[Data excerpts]
((
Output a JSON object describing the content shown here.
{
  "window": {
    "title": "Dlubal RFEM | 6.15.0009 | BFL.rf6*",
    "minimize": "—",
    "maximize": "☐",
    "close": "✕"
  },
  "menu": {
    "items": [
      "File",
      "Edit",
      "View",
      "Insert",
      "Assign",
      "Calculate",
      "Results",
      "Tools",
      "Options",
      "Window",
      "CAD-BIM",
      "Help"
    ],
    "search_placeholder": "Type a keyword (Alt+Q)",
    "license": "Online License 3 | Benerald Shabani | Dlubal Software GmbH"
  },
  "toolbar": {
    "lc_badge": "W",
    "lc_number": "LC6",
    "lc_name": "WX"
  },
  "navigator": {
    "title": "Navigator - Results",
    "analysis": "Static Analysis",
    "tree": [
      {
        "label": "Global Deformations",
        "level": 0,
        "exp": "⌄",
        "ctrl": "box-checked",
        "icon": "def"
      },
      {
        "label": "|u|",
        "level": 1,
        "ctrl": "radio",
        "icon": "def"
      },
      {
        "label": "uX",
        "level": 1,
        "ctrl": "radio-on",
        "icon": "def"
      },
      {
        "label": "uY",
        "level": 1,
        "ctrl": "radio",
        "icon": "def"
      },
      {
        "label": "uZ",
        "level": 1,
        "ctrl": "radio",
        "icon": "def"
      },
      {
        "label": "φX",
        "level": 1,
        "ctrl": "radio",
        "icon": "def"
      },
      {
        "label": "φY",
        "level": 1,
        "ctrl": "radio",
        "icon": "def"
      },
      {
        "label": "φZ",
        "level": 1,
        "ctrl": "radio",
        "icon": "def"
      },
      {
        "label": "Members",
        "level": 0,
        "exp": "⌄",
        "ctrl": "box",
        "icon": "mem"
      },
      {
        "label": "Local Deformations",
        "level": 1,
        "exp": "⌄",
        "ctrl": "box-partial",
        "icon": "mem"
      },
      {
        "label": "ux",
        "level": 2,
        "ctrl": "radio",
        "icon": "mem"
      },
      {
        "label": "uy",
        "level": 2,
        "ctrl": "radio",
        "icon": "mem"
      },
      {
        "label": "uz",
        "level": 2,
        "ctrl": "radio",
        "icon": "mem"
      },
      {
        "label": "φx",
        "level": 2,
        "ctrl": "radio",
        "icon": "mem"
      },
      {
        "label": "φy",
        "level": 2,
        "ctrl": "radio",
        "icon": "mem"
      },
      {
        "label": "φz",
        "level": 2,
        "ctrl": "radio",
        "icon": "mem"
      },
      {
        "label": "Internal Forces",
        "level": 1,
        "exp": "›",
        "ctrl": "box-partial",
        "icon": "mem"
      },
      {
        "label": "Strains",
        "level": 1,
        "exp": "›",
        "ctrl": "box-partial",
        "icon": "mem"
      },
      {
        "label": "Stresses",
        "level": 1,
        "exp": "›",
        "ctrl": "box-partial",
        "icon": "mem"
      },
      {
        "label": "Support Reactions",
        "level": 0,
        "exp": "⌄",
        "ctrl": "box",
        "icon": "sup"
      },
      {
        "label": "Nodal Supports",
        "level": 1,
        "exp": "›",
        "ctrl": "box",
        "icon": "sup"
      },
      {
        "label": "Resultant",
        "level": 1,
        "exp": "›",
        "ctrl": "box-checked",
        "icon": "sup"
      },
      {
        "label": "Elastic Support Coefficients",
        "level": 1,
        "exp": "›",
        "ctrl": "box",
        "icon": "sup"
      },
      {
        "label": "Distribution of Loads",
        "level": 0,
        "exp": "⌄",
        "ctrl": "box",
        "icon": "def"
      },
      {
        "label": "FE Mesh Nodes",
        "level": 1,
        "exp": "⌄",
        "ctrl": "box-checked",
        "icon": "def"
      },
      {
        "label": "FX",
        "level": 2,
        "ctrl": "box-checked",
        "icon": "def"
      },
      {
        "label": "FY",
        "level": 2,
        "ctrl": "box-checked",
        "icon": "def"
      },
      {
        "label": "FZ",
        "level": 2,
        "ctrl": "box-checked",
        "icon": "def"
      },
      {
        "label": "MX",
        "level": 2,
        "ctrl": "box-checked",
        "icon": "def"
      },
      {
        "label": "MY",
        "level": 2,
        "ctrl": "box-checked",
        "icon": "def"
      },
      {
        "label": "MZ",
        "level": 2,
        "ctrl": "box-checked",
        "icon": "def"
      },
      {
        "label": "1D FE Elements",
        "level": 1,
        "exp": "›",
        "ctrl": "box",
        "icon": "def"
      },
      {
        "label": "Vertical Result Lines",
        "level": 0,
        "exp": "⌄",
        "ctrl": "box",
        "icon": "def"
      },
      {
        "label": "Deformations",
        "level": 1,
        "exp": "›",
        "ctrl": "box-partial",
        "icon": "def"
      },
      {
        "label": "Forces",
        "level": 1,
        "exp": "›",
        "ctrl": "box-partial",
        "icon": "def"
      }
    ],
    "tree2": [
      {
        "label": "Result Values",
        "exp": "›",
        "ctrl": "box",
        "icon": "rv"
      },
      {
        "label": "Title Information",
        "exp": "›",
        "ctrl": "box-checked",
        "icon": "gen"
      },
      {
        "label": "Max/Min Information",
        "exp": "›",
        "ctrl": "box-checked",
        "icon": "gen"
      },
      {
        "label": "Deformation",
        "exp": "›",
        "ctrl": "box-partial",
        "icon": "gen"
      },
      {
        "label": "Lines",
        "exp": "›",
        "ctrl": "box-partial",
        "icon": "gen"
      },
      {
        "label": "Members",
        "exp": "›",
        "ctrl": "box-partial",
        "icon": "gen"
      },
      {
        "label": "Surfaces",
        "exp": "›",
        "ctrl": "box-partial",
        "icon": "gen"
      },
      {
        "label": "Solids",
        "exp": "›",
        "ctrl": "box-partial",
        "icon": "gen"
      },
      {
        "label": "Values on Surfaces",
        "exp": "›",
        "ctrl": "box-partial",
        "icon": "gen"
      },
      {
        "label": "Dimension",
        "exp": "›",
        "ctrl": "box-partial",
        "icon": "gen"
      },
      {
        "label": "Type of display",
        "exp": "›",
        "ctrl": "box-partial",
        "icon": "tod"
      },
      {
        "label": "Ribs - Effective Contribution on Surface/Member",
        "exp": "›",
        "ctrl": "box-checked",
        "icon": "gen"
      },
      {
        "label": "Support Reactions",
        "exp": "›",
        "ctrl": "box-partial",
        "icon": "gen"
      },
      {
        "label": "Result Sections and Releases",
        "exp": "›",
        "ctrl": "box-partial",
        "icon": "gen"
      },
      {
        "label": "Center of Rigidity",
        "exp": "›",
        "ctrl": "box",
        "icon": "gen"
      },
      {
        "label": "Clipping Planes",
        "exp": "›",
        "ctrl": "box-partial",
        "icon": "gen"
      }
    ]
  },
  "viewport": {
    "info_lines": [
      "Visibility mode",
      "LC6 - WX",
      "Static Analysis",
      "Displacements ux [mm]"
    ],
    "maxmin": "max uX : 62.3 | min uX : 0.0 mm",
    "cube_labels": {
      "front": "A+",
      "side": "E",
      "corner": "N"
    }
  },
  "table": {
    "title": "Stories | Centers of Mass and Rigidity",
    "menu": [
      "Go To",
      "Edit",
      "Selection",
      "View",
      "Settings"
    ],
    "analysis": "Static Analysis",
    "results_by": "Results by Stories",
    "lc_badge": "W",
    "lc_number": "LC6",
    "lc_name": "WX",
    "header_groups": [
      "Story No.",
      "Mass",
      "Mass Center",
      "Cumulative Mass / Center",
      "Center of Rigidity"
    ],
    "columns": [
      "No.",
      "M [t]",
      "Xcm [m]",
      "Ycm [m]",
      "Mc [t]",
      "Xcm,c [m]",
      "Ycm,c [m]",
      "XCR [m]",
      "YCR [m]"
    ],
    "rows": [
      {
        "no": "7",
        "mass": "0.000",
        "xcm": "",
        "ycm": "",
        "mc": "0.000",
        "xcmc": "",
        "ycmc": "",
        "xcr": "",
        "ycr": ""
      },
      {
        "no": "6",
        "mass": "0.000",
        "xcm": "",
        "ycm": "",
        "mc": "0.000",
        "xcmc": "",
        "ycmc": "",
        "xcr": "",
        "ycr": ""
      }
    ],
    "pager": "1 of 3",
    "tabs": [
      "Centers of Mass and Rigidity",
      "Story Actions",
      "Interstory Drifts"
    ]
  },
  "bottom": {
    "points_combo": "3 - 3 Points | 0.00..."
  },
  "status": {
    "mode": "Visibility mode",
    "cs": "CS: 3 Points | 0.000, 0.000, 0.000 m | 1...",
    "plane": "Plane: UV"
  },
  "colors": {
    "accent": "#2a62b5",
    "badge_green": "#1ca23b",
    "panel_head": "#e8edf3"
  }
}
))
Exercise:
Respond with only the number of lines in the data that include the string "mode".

Reply:
2